Task material —

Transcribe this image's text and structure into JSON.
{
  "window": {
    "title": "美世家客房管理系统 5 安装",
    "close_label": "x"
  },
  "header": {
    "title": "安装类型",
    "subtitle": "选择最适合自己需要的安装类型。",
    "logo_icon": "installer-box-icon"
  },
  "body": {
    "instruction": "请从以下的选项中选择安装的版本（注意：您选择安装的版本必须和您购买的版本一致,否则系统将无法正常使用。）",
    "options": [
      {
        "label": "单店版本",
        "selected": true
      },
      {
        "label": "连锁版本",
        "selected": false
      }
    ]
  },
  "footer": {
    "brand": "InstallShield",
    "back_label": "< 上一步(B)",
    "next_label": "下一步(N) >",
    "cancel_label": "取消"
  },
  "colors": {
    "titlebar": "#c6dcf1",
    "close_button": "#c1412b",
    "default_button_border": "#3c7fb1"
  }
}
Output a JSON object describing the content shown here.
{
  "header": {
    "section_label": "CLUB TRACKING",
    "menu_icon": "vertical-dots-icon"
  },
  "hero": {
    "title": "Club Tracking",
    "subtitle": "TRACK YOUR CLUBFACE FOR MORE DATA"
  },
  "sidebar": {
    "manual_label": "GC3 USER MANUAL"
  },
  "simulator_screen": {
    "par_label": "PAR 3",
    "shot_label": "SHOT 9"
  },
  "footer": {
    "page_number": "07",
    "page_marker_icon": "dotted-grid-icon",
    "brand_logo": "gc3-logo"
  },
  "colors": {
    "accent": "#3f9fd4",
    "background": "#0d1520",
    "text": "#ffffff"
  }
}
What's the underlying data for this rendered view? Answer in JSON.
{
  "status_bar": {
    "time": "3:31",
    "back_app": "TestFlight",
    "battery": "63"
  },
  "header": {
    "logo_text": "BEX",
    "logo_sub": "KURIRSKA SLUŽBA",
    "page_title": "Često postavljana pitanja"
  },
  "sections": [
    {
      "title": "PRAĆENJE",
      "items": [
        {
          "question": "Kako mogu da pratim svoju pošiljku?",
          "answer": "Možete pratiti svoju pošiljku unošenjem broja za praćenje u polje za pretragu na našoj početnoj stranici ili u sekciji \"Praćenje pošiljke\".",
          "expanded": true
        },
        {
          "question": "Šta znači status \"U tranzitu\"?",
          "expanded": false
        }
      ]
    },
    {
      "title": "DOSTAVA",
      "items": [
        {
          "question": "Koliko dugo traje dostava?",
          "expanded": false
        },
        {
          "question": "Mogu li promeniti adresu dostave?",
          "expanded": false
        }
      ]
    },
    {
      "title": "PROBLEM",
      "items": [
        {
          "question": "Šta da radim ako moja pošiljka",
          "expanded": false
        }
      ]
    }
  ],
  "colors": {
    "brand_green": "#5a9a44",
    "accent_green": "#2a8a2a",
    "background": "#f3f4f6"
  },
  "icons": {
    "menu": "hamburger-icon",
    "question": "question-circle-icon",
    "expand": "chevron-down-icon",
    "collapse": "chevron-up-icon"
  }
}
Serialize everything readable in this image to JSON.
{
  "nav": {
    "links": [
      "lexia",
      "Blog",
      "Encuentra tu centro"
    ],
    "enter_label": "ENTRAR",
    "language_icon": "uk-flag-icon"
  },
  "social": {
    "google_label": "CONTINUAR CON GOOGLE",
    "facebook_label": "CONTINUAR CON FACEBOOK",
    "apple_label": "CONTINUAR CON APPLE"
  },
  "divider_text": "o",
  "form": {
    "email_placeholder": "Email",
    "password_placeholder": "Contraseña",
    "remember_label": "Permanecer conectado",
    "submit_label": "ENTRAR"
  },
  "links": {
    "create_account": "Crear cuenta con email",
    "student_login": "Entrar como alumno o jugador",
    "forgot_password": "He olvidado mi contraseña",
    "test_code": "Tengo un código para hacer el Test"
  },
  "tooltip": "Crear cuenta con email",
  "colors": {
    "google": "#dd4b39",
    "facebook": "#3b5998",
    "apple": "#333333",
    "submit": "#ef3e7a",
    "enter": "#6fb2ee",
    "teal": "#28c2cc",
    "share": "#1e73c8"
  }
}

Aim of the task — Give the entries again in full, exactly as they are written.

Answer box —
Transcribe this image's text and structure into JSON.
{
  "window": {
    "title": "美世家客房管理系统 5 安装",
    "close_label": "x"
  },
  "header": {
    "title": "安装类型",
    "subtitle": "选择最适合自己需要的安装类型。",
    "logo_icon": "installer-box-icon"
  },
  "body": {
    "instruction": "请从以下的选项中选择安装的版本（注意：您选择安装的版本必须和您购买的版本一致,否则系统将无法正常使用。）",
    "options": [
      {
        "label": "单店版本",
        "selected": true
      },
      {
        "label": "连锁版本",
        "selected": false
      }
    ]
  },
  "footer": {
    "brand": "InstallShield",
    "back_label": "< 上一步(B)",
    "next_label": "下一步(N) >",
    "cancel_label": "取消"
  },
  "colors": {
    "titlebar": "#c6dcf1",
    "close_button": "#c1412b",
    "default_button_border": "#3c7fb1"
  }
}
Output a JSON object describing the content shown here.
{
  "header": {
    "section_label": "CLUB TRACKING",
    "menu_icon": "vertical-dots-icon"
  },
  "hero": {
    "title": "Club Tracking",
    "subtitle": "TRACK YOUR CLUBFACE FOR MORE DATA"
  },
  "sidebar": {
    "manual_label": "GC3 USER MANUAL"
  },
  "simulator_screen": {
    "par_label": "PAR 3",
    "shot_label": "SHOT 9"
  },
  "footer": {
    "page_number": "07",
    "page_marker_icon": "dotted-grid-icon",
    "brand_logo": "gc3-logo"
  },
  "colors": {
    "accent": "#3f9fd4",
    "background": "#0d1520",
    "text": "#ffffff"
  }
}
What's the underlying data for this rendered view? Answer in JSON.
{
  "status_bar": {
    "time": "3:31",
    "back_app": "TestFlight",
    "battery": "63"
  },
  "header": {
    "logo_text": "BEX",
    "logo_sub": "KURIRSKA SLUŽBA",
    "page_title": "Često postavljana pitanja"
  },
  "sections": [
    {
      "title": "PRAĆENJE",
      "items": [
        {
          "question": "Kako mogu da pratim svoju pošiljku?",
          "answer": "Možete pratiti svoju pošiljku unošenjem broja za praćenje u polje za pretragu na našoj početnoj stranici ili u sekciji \"Praćenje pošiljke\".",
          "expanded": true
        },
        {
          "question": "Šta znači status \"U tranzitu\"?",
          "expanded": false
        }
      ]
    },
    {
      "title": "DOSTAVA",
      "items": [
        {
          "question": "Koliko dugo traje dostava?",
          "expanded": false
        },
        {
          "question": "Mogu li promeniti adresu dostave?",
          "expanded": false
        }
      ]
    },
    {
      "title": "PROBLEM",
      "items": [
        {
          "question": "Šta da radim ako moja pošiljka",
          "expanded": false
        }
      ]
    }
  ],
  "colors": {
    "brand_green": "#5a9a44",
    "accent_green": "#2a8a2a",
    "background": "#f3f4f6"
  },
  "icons": {
    "menu": "hamburger-icon",
    "question": "question-circle-icon",
    "expand": "chevron-down-icon",
    "collapse": "chevron-up-icon"
  }
}
Serialize everything readable in this image to JSON.
{
  "nav": {
    "links": [
      "lexia",
      "Blog",
      "Encuentra tu centro"
    ],
    "enter_label": "ENTRAR",
    "language_icon": "uk-flag-icon"
  },
  "social": {
    "google_label": "CONTINUAR CON GOOGLE",
    "facebook_label": "CONTINUAR CON FACEBOOK",
    "apple_label": "CONTINUAR CON APPLE"
  },
  "divider_text": "o",
  "form": {
    "email_placeholder": "Email",
    "password_placeholder": "Contraseña",
    "remember_label": "Permanecer conectado",
    "submit_label": "ENTRAR"
  },
  "links": {
    "create_account": "Crear cuenta con email",
    "student_login": "Entrar como alumno o jugador",
    "forgot_password": "He olvidado mi contraseña",
    "test_code": "Tengo un código para hacer el Test"
  },
  "tooltip": "Crear cuenta con email",
  "colors": {
    "google": "#dd4b39",
    "facebook": "#3b5998",
    "apple": "#333333",
    "submit": "#ef3e7a",
    "enter": "#6fb2ee",
    "teal": "#28c2cc",
    "share": "#1e73c8"
  }
}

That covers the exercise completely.